● PROBLEM TO WORK ON:
Your answer should be one number, the count of lines in the data that hold "chart".

....................

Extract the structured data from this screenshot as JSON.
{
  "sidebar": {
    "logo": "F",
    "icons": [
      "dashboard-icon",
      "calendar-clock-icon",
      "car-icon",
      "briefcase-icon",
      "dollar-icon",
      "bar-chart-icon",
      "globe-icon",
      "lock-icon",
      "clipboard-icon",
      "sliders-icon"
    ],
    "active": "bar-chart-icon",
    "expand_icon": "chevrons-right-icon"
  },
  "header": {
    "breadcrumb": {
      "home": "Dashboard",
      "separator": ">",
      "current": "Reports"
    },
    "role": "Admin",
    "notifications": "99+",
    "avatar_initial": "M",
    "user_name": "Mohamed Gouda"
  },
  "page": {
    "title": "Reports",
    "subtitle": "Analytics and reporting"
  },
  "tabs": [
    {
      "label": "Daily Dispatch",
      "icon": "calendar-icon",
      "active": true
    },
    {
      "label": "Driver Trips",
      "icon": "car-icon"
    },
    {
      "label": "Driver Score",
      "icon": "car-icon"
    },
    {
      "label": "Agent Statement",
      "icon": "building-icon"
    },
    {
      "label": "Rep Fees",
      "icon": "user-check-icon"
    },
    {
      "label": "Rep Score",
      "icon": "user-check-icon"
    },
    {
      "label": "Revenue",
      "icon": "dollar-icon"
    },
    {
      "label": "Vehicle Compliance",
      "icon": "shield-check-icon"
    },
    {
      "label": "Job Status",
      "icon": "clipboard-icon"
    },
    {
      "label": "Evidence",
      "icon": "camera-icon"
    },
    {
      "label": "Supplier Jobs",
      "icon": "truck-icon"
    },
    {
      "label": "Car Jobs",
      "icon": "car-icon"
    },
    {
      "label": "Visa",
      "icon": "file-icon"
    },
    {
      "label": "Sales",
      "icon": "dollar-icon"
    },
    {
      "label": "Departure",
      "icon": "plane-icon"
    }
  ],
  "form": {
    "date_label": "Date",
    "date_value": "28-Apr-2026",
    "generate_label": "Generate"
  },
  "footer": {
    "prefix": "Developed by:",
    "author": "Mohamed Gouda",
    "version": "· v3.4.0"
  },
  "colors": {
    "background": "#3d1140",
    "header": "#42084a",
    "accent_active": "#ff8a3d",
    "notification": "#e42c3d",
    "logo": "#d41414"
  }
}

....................

● EXERCISE OUTPUT:
2